-------- Data records

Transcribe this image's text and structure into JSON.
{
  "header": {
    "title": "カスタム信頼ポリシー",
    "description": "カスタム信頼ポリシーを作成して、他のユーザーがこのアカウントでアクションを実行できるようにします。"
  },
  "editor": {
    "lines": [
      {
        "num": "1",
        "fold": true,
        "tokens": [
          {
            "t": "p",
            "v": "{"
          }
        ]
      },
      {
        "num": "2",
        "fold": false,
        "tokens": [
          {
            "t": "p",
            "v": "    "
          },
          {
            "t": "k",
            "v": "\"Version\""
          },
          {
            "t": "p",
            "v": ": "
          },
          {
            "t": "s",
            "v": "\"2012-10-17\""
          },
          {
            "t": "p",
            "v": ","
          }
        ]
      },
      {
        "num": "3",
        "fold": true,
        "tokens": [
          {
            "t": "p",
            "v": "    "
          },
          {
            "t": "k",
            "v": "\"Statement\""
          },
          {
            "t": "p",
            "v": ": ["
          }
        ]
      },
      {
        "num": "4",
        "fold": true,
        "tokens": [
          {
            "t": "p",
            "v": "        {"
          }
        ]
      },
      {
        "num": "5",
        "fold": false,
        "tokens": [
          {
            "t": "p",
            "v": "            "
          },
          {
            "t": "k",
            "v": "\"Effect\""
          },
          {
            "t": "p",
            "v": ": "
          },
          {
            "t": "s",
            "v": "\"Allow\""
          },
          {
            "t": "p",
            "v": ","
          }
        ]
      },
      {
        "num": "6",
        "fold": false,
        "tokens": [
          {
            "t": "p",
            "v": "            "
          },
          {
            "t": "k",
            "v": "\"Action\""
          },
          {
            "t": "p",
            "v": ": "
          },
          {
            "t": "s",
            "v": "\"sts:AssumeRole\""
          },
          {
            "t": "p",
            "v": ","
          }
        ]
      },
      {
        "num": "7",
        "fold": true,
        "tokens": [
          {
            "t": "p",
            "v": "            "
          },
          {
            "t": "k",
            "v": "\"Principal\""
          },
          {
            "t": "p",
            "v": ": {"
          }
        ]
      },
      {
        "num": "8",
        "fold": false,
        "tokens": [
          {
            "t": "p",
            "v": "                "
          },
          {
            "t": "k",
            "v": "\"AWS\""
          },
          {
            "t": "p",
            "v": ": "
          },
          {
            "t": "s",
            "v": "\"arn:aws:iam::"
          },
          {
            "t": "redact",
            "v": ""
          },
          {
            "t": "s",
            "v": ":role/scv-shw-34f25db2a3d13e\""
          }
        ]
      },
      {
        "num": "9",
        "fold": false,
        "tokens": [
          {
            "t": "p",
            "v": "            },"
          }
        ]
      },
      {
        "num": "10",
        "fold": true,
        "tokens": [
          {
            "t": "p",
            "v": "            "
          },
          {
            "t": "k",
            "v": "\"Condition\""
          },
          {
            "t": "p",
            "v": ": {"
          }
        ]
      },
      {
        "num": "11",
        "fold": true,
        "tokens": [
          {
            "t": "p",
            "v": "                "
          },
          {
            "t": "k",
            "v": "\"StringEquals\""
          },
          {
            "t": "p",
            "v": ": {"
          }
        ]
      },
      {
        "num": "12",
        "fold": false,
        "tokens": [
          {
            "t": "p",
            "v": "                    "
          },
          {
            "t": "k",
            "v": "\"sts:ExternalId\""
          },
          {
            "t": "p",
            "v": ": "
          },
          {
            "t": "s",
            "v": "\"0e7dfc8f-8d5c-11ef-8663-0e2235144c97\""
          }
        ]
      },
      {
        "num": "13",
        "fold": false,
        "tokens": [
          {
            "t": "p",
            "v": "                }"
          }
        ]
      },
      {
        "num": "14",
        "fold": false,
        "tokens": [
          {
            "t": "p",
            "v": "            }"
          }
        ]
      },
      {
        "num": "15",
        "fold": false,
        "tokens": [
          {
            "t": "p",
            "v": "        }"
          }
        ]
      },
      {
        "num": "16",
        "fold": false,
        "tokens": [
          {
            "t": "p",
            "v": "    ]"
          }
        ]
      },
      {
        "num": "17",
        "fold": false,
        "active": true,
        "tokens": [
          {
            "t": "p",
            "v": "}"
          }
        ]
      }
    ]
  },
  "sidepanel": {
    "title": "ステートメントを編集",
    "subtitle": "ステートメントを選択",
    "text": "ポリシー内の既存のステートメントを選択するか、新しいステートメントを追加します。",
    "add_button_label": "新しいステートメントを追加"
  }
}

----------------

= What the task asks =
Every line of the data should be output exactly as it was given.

= Exercise result =
Transcribe this image's text and structure into JSON.
{
  "header": {
    "title": "カスタム信頼ポリシー",
    "description": "カスタム信頼ポリシーを作成して、他のユーザーがこのアカウントでアクションを実行できるようにします。"
  },
  "editor": {
    "lines": [
      {
        "num": "1",
        "fold": true,
        "tokens": [
          {
            "t": "p",
            "v": "{"
          }
        ]
      },
      {
        "num": "2",
        "fold": false,
        "tokens": [
          {
            "t": "p",
            "v": "    "
          },
          {
            "t": "k",
            "v": "\"Version\""
          },
          {
            "t": "p",
            "v": ": "
          },
          {
            "t": "s",
            "v": "\"2012-10-17\""
          },
          {
            "t": "p",
            "v": ","
          }
        ]
      },
      {
        "num": "3",
        "fold": true,
        "tokens": [
          {
            "t": "p",
            "v": "    "
          },
          {
            "t": "k",
            "v": "\"Statement\""
          },
          {
            "t": "p",
            "v": ": ["
          }
        ]
      },
      {
        "num": "4",
        "fold": true,
        "tokens": [
          {
            "t": "p",
            "v": "        {"
          }
        ]
      },
      {
        "num": "5",
        "fold": false,
        "tokens": [
          {
            "t": "p",
            "v": "            "
          },
          {
            "t": "k",
            "v": "\"Effect\""
          },
          {
            "t": "p",
            "v": ": "
          },
          {
            "t": "s",
            "v": "\"Allow\""
          },
          {
            "t": "p",
            "v": ","
          }
        ]
      },
      {
        "num": "6",
        "fold": false,
        "tokens": [
          {
            "t": "p",
            "v": "            "
          },
          {
            "t": "k",
            "v": "\"Action\""
          },
          {
            "t": "p",
            "v": ": "
          },
          {
            "t": "s",
            "v": "\"sts:AssumeRole\""
          },
          {
            "t": "p",
            "v": ","
          }
        ]
      },
      {
        "num": "7",
        "fold": true,
        "tokens": [
          {
            "t": "p",
            "v": "            "
          },
          {
            "t": "k",
            "v": "\"Principal\""
          },
          {
            "t": "p",
            "v": ": {"
          }
        ]
      },
      {
        "num": "8",
        "fold": false,
        "tokens": [
          {
            "t": "p",
            "v": "                "
          },
          {
            "t": "k",
            "v": "\"AWS\""
          },
          {
            "t": "p",
            "v": ": "
          },
          {
            "t": "s",
            "v": "\"arn:aws:iam::"
          },
          {
            "t": "redact",
            "v": ""
          },
          {
            "t": "s",
            "v": ":role/scv-shw-34f25db2a3d13e\""
          }
        ]
      },
      {
        "num": "9",
        "fold": false,
        "tokens": [
          {
            "t": "p",
            "v": "            },"
          }
        ]
      },
      {
        "num": "10",
        "fold": true,
        "tokens": [
          {
            "t": "p",
            "v": "            "
          },
          {
            "t": "k",
            "v": "\"Condition\""
          },
          {
            "t": "p",
            "v": ": {"
          }
        ]
      },
      {
        "num": "11",
        "fold": true,
        "tokens": [
          {
            "t": "p",
            "v": "                "
          },
          {
            "t": "k",
            "v": "\"StringEquals\""
          },
          {
            "t": "p",
            "v": ": {"
          }
        ]
      },
      {
        "num": "12",
        "fold": false,
        "tokens": [
          {
            "t": "p",
            "v": "                    "
          },
          {
            "t": "k",
            "v": "\"sts:ExternalId\""
          },
          {
            "t": "p",
            "v": ": "
          },
          {
            "t": "s",
            "v": "\"0e7dfc8f-8d5c-11ef-8663-0e2235144c97\""
          }
        ]
      },
      {
        "num": "13",
        "fold": false,
        "tokens": [
          {
            "t": "p",
            "v": "                }"
          }
        ]
      },
      {
        "num": "14",
        "fold": false,
        "tokens": [
          {
            "t": "p",
            "v": "            }"
          }
        ]
      },
      {
        "num": "15",
        "fold": false,
        "tokens": [
          {
            "t": "p",
            "v": "        }"
          }
        ]
      },
      {
        "num": "16",
        "fold": false,
        "tokens": [
          {
            "t": "p",
            "v": "    ]"
          }
        ]
      },
      {
        "num": "17",
        "fold": false,
        "active": true,
        "tokens": [
          {
            "t": "p",
            "v": "}"
          }
        ]
      }
    ]
  },
  "sidepanel": {
    "title": "ステートメントを編集",
    "subtitle": "ステートメントを選択",
    "text": "ポリシー内の既存のステートメントを選択するか、新しいステートメントを追加します。",
    "add_button_label": "新しいステートメントを追加"
  }
}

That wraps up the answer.